**Problem to work on:**
Among the entries below, find all lines that include "Reset" and copy them.
---- Exercise materials
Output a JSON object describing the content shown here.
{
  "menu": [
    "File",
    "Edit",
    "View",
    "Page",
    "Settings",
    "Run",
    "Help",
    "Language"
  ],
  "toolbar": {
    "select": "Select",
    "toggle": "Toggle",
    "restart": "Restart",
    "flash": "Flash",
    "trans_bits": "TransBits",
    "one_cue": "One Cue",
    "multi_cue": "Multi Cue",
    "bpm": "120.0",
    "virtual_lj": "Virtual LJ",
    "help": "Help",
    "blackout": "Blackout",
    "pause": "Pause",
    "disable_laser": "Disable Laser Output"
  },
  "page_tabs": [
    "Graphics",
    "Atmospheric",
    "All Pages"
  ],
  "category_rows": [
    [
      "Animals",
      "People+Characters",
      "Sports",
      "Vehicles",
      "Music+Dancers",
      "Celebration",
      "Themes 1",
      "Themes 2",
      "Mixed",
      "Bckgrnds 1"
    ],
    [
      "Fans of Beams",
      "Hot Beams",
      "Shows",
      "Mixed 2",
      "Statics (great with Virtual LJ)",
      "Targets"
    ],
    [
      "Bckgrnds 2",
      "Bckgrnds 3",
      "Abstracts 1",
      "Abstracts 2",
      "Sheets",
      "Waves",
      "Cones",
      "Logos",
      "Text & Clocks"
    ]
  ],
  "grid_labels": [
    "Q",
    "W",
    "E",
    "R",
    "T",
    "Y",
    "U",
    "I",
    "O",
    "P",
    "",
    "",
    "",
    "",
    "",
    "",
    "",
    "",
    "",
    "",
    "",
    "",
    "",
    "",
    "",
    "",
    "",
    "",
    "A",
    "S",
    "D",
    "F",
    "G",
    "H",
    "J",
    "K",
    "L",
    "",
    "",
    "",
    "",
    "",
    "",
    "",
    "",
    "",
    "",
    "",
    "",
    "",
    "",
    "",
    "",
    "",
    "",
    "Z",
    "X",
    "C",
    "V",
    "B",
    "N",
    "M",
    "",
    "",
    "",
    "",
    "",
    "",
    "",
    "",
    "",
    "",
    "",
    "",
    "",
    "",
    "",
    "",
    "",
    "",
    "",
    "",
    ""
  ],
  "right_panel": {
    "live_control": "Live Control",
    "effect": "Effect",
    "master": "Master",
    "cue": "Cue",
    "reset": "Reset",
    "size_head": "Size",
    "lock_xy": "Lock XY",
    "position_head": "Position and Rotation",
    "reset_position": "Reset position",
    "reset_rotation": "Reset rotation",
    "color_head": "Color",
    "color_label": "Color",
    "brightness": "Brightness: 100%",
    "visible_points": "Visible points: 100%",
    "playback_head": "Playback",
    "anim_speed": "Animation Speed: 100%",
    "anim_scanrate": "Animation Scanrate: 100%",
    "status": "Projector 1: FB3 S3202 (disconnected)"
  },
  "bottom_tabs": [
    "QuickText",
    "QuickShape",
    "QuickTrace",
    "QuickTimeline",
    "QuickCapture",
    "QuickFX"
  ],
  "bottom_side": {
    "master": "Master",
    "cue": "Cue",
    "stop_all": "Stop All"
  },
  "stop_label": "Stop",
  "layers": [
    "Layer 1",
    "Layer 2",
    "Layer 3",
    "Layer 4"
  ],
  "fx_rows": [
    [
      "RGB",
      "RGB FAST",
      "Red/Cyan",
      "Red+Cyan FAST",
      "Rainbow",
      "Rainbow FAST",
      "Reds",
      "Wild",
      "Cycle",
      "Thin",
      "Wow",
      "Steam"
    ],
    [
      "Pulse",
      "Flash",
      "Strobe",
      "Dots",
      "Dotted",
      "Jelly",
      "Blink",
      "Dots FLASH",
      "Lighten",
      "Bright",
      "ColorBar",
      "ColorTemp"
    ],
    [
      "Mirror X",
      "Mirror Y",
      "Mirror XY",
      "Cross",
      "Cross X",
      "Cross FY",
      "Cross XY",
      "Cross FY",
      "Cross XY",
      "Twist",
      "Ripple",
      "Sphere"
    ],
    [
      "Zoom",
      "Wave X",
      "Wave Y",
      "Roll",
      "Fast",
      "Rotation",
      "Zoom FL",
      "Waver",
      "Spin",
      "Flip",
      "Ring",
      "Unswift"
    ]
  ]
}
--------
**Your response:**
    "reset": "Reset",
    "reset_position": "Reset position",
    "reset_rotation": "Reset rotation",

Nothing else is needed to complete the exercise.